EXERCISE OBJECTIVE: From the first line to the last, copy the listing below word for word.

SOURCE RECORDS:
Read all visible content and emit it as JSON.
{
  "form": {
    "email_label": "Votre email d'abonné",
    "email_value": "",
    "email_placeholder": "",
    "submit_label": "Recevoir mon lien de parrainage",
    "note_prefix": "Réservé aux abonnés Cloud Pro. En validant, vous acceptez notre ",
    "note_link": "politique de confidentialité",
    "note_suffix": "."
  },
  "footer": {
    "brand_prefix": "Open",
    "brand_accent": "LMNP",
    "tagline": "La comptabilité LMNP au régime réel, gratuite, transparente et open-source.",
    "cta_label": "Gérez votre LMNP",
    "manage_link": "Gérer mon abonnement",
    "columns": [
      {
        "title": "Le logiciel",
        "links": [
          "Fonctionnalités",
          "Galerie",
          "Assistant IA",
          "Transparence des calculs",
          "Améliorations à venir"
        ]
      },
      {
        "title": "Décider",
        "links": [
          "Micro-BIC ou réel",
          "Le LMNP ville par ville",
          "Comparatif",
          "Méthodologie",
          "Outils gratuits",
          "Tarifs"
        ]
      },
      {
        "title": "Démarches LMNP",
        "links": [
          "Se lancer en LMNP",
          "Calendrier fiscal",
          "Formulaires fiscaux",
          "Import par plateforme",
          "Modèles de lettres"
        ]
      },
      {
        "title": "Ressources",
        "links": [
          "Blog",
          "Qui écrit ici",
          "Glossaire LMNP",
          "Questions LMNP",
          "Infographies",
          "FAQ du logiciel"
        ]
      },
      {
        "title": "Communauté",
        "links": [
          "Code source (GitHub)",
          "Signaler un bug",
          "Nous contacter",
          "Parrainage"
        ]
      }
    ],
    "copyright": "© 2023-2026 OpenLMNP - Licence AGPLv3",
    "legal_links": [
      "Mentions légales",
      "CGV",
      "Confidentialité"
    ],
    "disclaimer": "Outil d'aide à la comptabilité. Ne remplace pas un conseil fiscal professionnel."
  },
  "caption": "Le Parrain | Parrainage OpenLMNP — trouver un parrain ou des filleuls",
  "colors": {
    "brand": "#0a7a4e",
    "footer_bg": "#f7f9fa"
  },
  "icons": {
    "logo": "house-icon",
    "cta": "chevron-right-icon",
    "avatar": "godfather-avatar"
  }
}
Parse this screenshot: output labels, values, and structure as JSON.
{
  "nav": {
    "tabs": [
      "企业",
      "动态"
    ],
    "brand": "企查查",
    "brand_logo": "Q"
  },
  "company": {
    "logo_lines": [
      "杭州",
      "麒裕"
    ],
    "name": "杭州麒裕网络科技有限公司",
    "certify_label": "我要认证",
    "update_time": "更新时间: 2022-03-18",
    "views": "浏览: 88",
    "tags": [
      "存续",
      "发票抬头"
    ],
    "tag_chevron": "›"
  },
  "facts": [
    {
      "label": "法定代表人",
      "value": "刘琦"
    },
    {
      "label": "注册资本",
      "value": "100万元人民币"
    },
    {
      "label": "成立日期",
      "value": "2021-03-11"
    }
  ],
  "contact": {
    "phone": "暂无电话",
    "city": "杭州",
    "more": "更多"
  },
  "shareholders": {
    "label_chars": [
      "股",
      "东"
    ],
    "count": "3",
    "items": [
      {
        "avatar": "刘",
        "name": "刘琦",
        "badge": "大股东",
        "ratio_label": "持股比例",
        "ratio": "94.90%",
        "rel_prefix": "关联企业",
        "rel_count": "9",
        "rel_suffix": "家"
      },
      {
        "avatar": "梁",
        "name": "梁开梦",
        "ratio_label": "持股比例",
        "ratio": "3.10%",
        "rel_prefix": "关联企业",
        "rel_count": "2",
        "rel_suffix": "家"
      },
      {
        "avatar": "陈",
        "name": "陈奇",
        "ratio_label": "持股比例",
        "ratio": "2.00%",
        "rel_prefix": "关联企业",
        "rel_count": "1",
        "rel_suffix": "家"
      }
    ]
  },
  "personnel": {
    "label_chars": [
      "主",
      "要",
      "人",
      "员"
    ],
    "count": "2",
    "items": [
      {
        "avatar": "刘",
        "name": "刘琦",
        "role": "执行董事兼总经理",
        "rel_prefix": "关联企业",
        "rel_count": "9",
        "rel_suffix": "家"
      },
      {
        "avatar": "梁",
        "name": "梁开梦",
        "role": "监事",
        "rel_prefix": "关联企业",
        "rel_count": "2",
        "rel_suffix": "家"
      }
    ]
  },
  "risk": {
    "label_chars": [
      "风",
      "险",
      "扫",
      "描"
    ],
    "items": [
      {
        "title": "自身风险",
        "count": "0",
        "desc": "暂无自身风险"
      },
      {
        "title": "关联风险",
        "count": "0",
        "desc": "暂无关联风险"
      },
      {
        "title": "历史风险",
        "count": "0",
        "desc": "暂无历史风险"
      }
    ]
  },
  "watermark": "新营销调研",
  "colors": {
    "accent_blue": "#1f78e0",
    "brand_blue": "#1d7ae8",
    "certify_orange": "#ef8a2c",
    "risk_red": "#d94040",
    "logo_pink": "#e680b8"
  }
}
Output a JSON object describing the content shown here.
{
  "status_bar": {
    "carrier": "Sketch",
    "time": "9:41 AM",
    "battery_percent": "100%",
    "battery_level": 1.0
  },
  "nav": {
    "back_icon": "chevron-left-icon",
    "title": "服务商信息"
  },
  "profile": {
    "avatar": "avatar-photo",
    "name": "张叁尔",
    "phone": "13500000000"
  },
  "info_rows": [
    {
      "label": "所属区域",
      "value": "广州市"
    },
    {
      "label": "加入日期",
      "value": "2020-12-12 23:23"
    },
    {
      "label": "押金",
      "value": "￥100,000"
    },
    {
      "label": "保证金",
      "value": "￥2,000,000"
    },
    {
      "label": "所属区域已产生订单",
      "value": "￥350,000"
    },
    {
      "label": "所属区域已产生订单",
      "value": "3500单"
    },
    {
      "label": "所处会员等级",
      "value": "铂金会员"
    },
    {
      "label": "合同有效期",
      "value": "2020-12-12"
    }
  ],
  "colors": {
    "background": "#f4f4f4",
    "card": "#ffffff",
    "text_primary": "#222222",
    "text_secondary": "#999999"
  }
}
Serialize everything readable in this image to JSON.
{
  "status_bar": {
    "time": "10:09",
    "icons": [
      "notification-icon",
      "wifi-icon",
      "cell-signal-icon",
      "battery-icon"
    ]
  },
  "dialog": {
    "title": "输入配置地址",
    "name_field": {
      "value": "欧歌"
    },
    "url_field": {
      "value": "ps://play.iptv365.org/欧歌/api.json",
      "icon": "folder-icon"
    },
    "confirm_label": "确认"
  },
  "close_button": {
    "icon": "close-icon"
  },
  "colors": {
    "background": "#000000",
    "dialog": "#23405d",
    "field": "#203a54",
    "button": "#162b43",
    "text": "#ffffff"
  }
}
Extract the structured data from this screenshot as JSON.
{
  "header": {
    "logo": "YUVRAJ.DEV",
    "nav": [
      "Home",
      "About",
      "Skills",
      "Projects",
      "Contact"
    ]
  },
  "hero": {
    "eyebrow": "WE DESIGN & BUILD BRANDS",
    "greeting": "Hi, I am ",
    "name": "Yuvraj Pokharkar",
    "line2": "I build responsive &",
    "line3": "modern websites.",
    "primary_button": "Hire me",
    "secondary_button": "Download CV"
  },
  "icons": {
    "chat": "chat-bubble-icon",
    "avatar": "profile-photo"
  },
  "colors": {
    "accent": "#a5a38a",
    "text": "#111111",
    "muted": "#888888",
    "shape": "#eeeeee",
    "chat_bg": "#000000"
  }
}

ANSWER BOX:
Read all visible content and emit it as JSON.
{
  "form": {
    "email_label": "Votre email d'abonné",
    "email_value": "",
    "email_placeholder": "",
    "submit_label": "Recevoir mon lien de parrainage",
    "note_prefix": "Réservé aux abonnés Cloud Pro. En validant, vous acceptez notre ",
    "note_link": "politique de confidentialité",
    "note_suffix": "."
  },
  "footer": {
    "brand_prefix": "Open",
    "brand_accent": "LMNP",
    "tagline": "La comptabilité LMNP au régime réel, gratuite, transparente et open-source.",
    "cta_label": "Gérez votre LMNP",
    "manage_link": "Gérer mon abonnement",
    "columns": [
      {
        "title": "Le logiciel",
        "links": [
          "Fonctionnalités",
          "Galerie",
          "Assistant IA",
          "Transparence des calculs",
          "Améliorations à venir"
        ]
      },
      {
        "title": "Décider",
        "links": [
          "Micro-BIC ou réel",
          "Le LMNP ville par ville",
          "Comparatif",
          "Méthodologie",
          "Outils gratuits",
          "Tarifs"
        ]
      },
      {
        "title": "Démarches LMNP",
        "links": [
          "Se lancer en LMNP",
          "Calendrier fiscal",
          "Formulaires fiscaux",
          "Import par plateforme",
          "Modèles de lettres"
        ]
      },
      {
        "title": "Ressources",
        "links": [
          "Blog",
          "Qui écrit ici",
          "Glossaire LMNP",
          "Questions LMNP",
          "Infographies",
          "FAQ du logiciel"
        ]
      },
      {
        "title": "Communauté",
        "links": [
          "Code source (GitHub)",
          "Signaler un bug",
          "Nous contacter",
          "Parrainage"
        ]
      }
    ],
    "copyright": "© 2023-2026 OpenLMNP - Licence AGPLv3",
    "legal_links": [
      "Mentions légales",
      "CGV",
      "Confidentialité"
    ],
    "disclaimer": "Outil d'aide à la comptabilité. Ne remplace pas un conseil fiscal professionnel."
  },
  "caption": "Le Parrain | Parrainage OpenLMNP — trouver un parrain ou des filleuls",
  "colors": {
    "brand": "#0a7a4e",
    "footer_bg": "#f7f9fa"
  },
  "icons": {
    "logo": "house-icon",
    "cta": "chevron-right-icon",
    "avatar": "godfather-avatar"
  }
}
Parse this screenshot: output labels, values, and structure as JSON.
{
  "nav": {
    "tabs": [
      "企业",
      "动态"
    ],
    "brand": "企查查",
    "brand_logo": "Q"
  },
  "company": {
    "logo_lines": [
      "杭州",
      "麒裕"
    ],
    "name": "杭州麒裕网络科技有限公司",
    "certify_label": "我要认证",
    "update_time": "更新时间: 2022-03-18",
    "views": "浏览: 88",
    "tags": [
      "存续",
      "发票抬头"
    ],
    "tag_chevron": "›"
  },
  "facts": [
    {
      "label": "法定代表人",
      "value": "刘琦"
    },
    {
      "label": "注册资本",
      "value": "100万元人民币"
    },
    {
      "label": "成立日期",
      "value": "2021-03-11"
    }
  ],
  "contact": {
    "phone": "暂无电话",
    "city": "杭州",
    "more": "更多"
  },
  "shareholders": {
    "label_chars": [
      "股",
      "东"
    ],
    "count": "3",
    "items": [
      {
        "avatar": "刘",
        "name": "刘琦",
        "badge": "大股东",
        "ratio_label": "持股比例",
        "ratio": "94.90%",
        "rel_prefix": "关联企业",
        "rel_count": "9",
        "rel_suffix": "家"
      },
      {
        "avatar": "梁",
        "name": "梁开梦",
        "ratio_label": "持股比例",
        "ratio": "3.10%",
        "rel_prefix": "关联企业",
        "rel_count": "2",
        "rel_suffix": "家"
      },
      {
        "avatar": "陈",
        "name": "陈奇",
        "ratio_label": "持股比例",
        "ratio": "2.00%",
        "rel_prefix": "关联企业",
        "rel_count": "1",
        "rel_suffix": "家"
      }
    ]
  },
  "personnel": {
    "label_chars": [
      "主",
      "要",
      "人",
      "员"
    ],
    "count": "2",
    "items": [
      {
        "avatar": "刘",
        "name": "刘琦",
        "role": "执行董事兼总经理",
        "rel_prefix": "关联企业",
        "rel_count": "9",
        "rel_suffix": "家"
      },
      {
        "avatar": "梁",
        "name": "梁开梦",
        "role": "监事",
        "rel_prefix": "关联企业",
        "rel_count": "2",
        "rel_suffix": "家"
      }
    ]
  },
  "risk": {
    "label_chars": [
      "风",
      "险",
      "扫",
      "描"
    ],
    "items": [
      {
        "title": "自身风险",
        "count": "0",
        "desc": "暂无自身风险"
      },
      {
        "title": "关联风险",
        "count": "0",
        "desc": "暂无关联风险"
      },
      {
        "title": "历史风险",
        "count": "0",
        "desc": "暂无历史风险"
      }
    ]
  },
  "watermark": "新营销调研",
  "colors": {
    "accent_blue": "#1f78e0",
    "brand_blue": "#1d7ae8",
    "certify_orange": "#ef8a2c",
    "risk_red": "#d94040",
    "logo_pink": "#e680b8"
  }
}
Output a JSON object describing the content shown here.
{
  "status_bar": {
    "carrier": "Sketch",
    "time": "9:41 AM",
    "battery_percent": "100%",
    "battery_level": 1.0
  },
  "nav": {
    "back_icon": "chevron-left-icon",
    "title": "服务商信息"
  },
  "profile": {
    "avatar": "avatar-photo",
    "name": "张叁尔",
    "phone": "13500000000"
  },
  "info_rows": [
    {
      "label": "所属区域",
      "value": "广州市"
    },
    {
      "label": "加入日期",
      "value": "2020-12-12 23:23"
    },
    {
      "label": "押金",
      "value": "￥100,000"
    },
    {
      "label": "保证金",
      "value": "￥2,000,000"
    },
    {
      "label": "所属区域已产生订单",
      "value": "￥350,000"
    },
    {
      "label": "所属区域已产生订单",
      "value": "3500单"
    },
    {
      "label": "所处会员等级",
      "value": "铂金会员"
    },
    {
      "label": "合同有效期",
      "value": "2020-12-12"
    }
  ],
  "colors": {
    "background": "#f4f4f4",
    "card": "#ffffff",
    "text_primary": "#222222",
    "text_secondary": "#999999"
  }
}
Serialize everything readable in this image to JSON.
{
  "status_bar": {
    "time": "10:09",
    "icons": [
      "notification-icon",
      "wifi-icon",
      "cell-signal-icon",
      "battery-icon"
    ]
  },
  "dialog": {
    "title": "输入配置地址",
    "name_field": {
      "value": "欧歌"
    },
    "url_field": {
      "value": "ps://play.iptv365.org/欧歌/api.json",
      "icon": "folder-icon"
    },
    "confirm_label": "确认"
  },
  "close_button": {
    "icon": "close-icon"
  },
  "colors": {
    "background": "#000000",
    "dialog": "#23405d",
    "field": "#203a54",
    "button": "#162b43",
    "text": "#ffffff"
  }
}
Extract the structured data from this screenshot as JSON.
{
  "header": {
    "logo": "YUVRAJ.DEV",
    "nav": [
      "Home",
      "About",
      "Skills",
      "Projects",
      "Contact"
    ]
  },
  "hero": {
    "eyebrow": "WE DESIGN & BUILD BRANDS",
    "greeting": "Hi, I am ",
    "name": "Yuvraj Pokharkar",
    "line2": "I build responsive &",
    "line3": "modern websites.",
    "primary_button": "Hire me",
    "secondary_button": "Download CV"
  },
  "icons": {
    "chat": "chat-bubble-icon",
    "avatar": "profile-photo"
  },
  "colors": {
    "accent": "#a5a38a",
    "text": "#111111",
    "muted": "#888888",
    "shape": "#eeeeee",
    "chat_bg": "#000000"
  }
}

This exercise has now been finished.